----- Given information -----

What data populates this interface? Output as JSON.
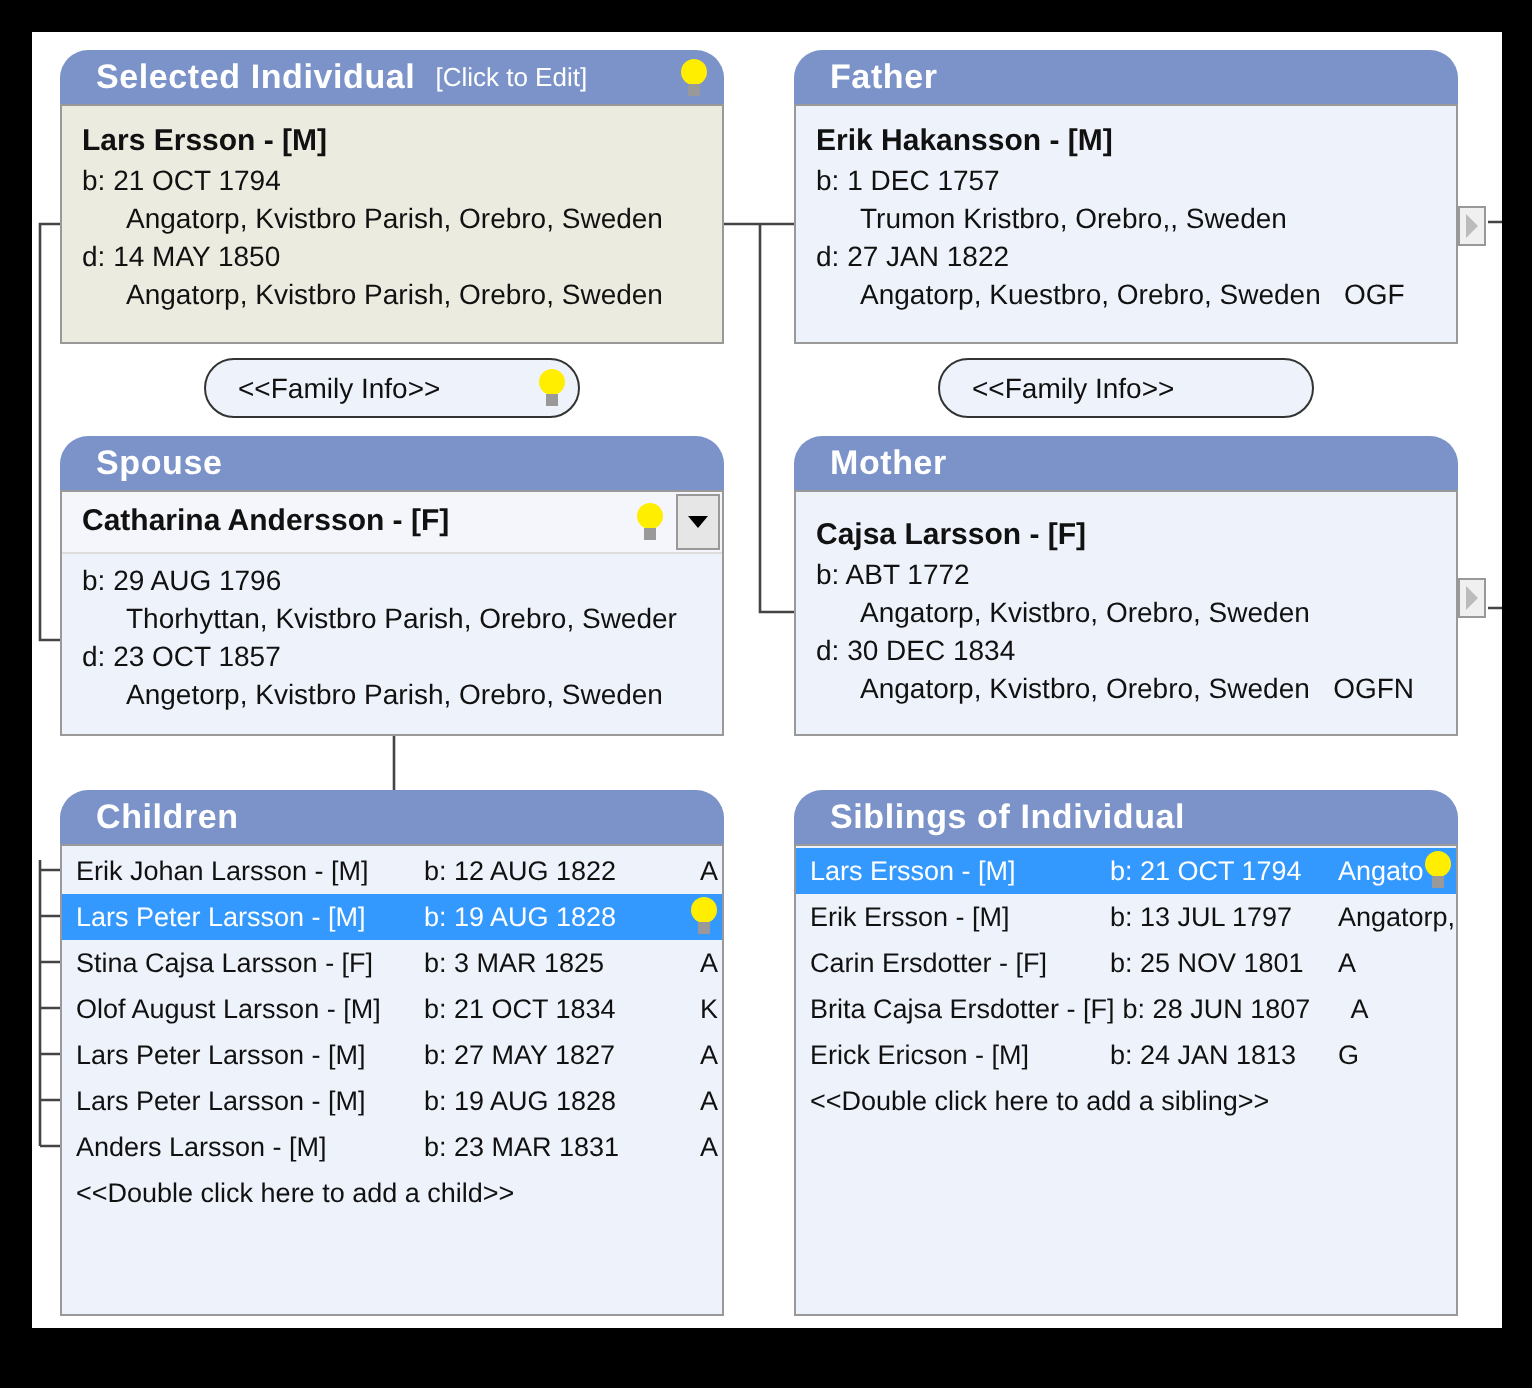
{
  "selected_individual": {
    "title": "Selected Individual",
    "edit_hint": "[Click to Edit]",
    "name": "Lars Ersson - [M]",
    "lines": [
      {
        "kind": "date",
        "text": "b: 21 OCT 1794"
      },
      {
        "kind": "place",
        "text": "Angatorp, Kvistbro Parish, Orebro, Sweden"
      },
      {
        "kind": "date",
        "text": "d: 14 MAY 1850"
      },
      {
        "kind": "place",
        "text": "Angatorp, Kvistbro Parish, Orebro, Sweden"
      }
    ]
  },
  "father": {
    "title": "Father",
    "name": "Erik Hakansson - [M]",
    "lines": [
      {
        "kind": "date",
        "text": "b: 1 DEC 1757"
      },
      {
        "kind": "place",
        "text": "Trumon Kristbro, Orebro,, Sweden"
      },
      {
        "kind": "date",
        "text": "d: 27 JAN 1822"
      },
      {
        "kind": "place",
        "text": "Angatorp, Kuestbro, Orebro, Sweden   OGF"
      }
    ]
  },
  "family_info": [
    "<<Family Info>>",
    "<<Family Info>>"
  ],
  "spouse": {
    "title": "Spouse",
    "name": "Catharina Andersson - [F]",
    "lines": [
      {
        "kind": "date",
        "text": "b: 29 AUG 1796"
      },
      {
        "kind": "place",
        "text": "Thorhyttan, Kvistbro Parish, Orebro, Sweder"
      },
      {
        "kind": "date",
        "text": "d: 23 OCT 1857"
      },
      {
        "kind": "place",
        "text": "Angetorp, Kvistbro Parish, Orebro, Sweden"
      }
    ]
  },
  "mother": {
    "title": "Mother",
    "name": "Cajsa Larsson - [F]",
    "lines": [
      {
        "kind": "date",
        "text": "b: ABT 1772"
      },
      {
        "kind": "place",
        "text": "Angatorp, Kvistbro, Orebro, Sweden"
      },
      {
        "kind": "date",
        "text": "d: 30 DEC 1834"
      },
      {
        "kind": "place",
        "text": "Angatorp, Kvistbro, Orebro, Sweden   OGFN"
      }
    ]
  },
  "children": {
    "title": "Children",
    "rows": [
      {
        "name": "Erik Johan Larsson - [M]",
        "birth": "b: 12 AUG 1822",
        "place": "A",
        "selected": false
      },
      {
        "name": "Lars Peter Larsson - [M]",
        "birth": "b: 19 AUG 1828",
        "selected": true
      },
      {
        "name": "Stina Cajsa Larsson - [F]",
        "birth": "b: 3 MAR 1825",
        "place": "A",
        "selected": false
      },
      {
        "name": "Olof August Larsson - [M]",
        "birth": "b: 21 OCT 1834",
        "place": "K",
        "selected": false
      },
      {
        "name": "Lars Peter Larsson - [M]",
        "birth": "b: 27 MAY 1827",
        "place": "A",
        "selected": false
      },
      {
        "name": "Lars Peter Larsson - [M]",
        "birth": "b: 19 AUG 1828",
        "place": "A",
        "selected": false
      },
      {
        "name": "Anders Larsson - [M]",
        "birth": "b: 23 MAR 1831",
        "place": "A",
        "selected": false
      }
    ],
    "add_hint": "<<Double click here to add a child>>"
  },
  "siblings": {
    "title": "Siblings of Individual",
    "rows": [
      {
        "name": "Lars Ersson - [M]",
        "birth": "b: 21 OCT 1794",
        "place": "Angato",
        "selected": true
      },
      {
        "name": "Erik Ersson - [M]",
        "birth": "b: 13 JUL 1797",
        "place": "Angatorp,",
        "selected": false
      },
      {
        "name": "Carin Ersdotter - [F]",
        "birth": "b: 25 NOV 1801",
        "place": "A",
        "selected": false
      },
      {
        "name": "Brita Cajsa Ersdotter - [F]",
        "birth": "b: 28 JUN 1807",
        "place": "A",
        "selected": false
      },
      {
        "name": "Erick Ericson - [M]",
        "birth": "b: 24 JAN 1813",
        "place": "G",
        "selected": false
      }
    ],
    "add_hint": "<<Double click here to add a sibling>>"
  }
}
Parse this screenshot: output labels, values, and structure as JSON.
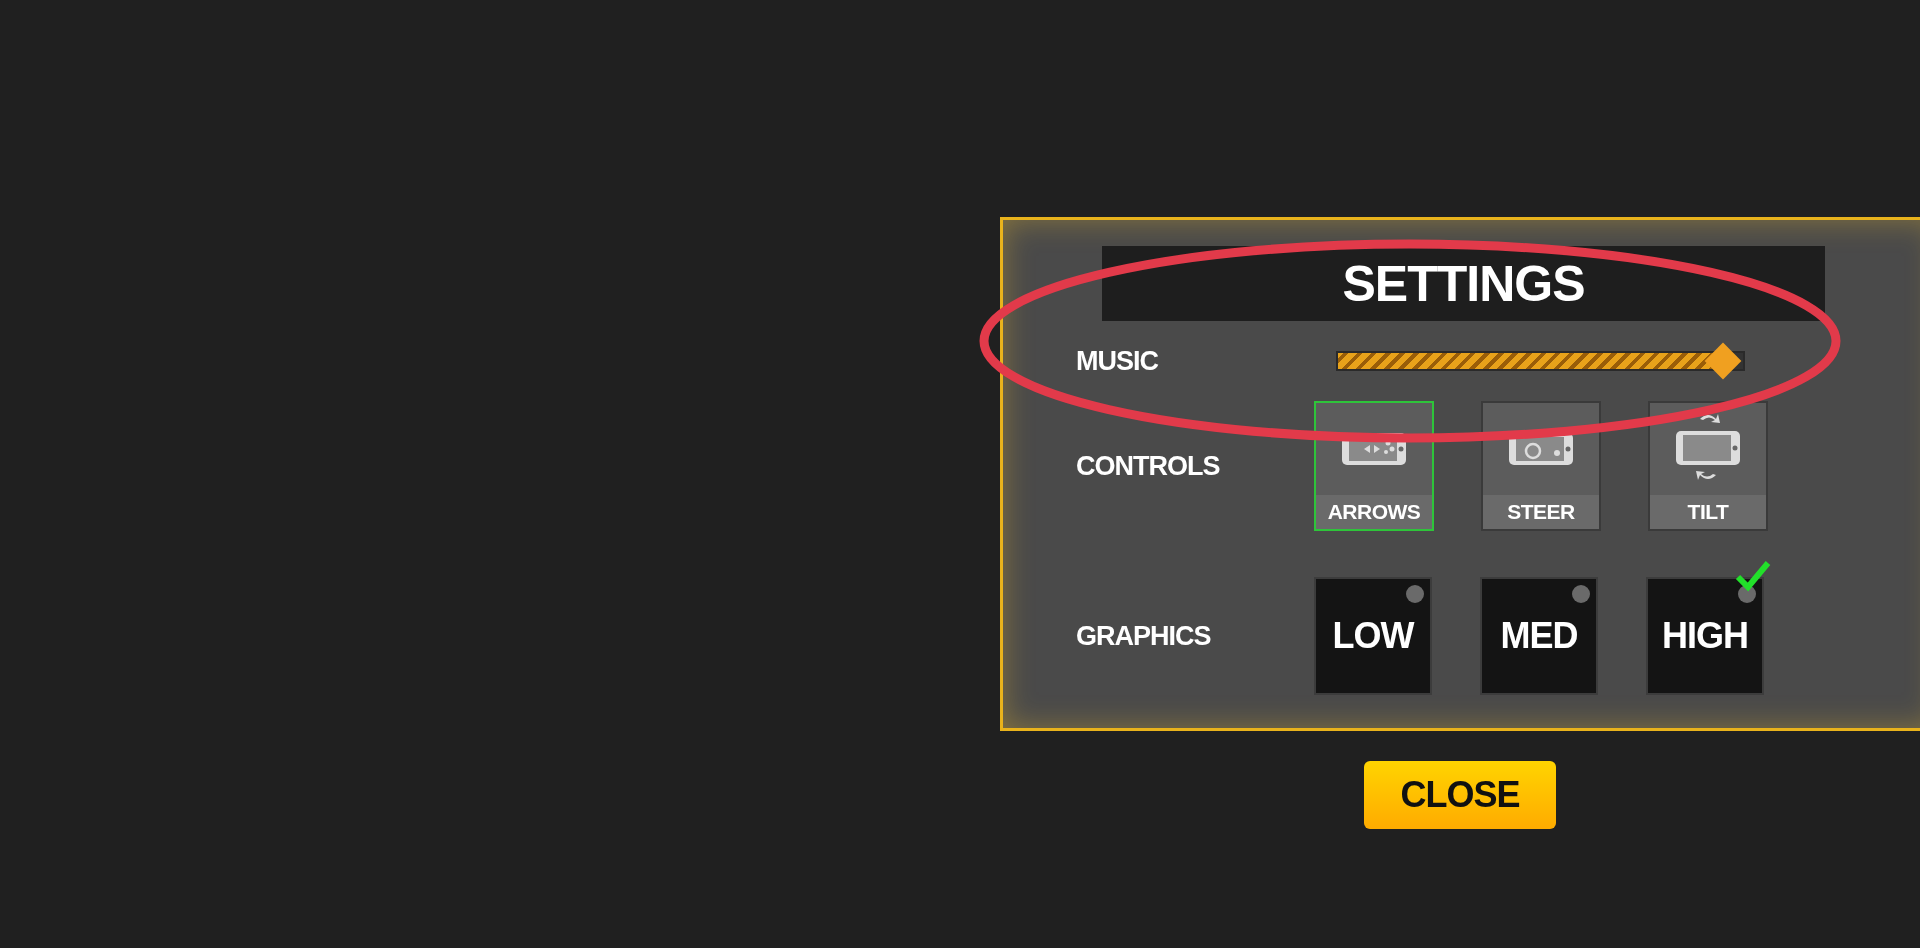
{
  "panel": {
    "title": "SETTINGS"
  },
  "music": {
    "label": "MUSIC",
    "level": 0.95
  },
  "controls": {
    "label": "CONTROLS",
    "options": [
      {
        "label": "ARROWS",
        "kind": "arrows",
        "selected": true
      },
      {
        "label": "STEER",
        "kind": "steer",
        "selected": false
      },
      {
        "label": "TILT",
        "kind": "tilt",
        "selected": false
      }
    ]
  },
  "graphics": {
    "label": "GRAPHICS",
    "options": [
      {
        "label": "LOW",
        "selected": false
      },
      {
        "label": "MED",
        "selected": false
      },
      {
        "label": "HIGH",
        "selected": true
      }
    ]
  },
  "close_button": "CLOSE"
}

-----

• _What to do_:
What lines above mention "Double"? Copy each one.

• _Solution_:
    "add_hint": "<<Double click here to add a child>>"
    "add_hint": "<<Double click here to add a sibling>>"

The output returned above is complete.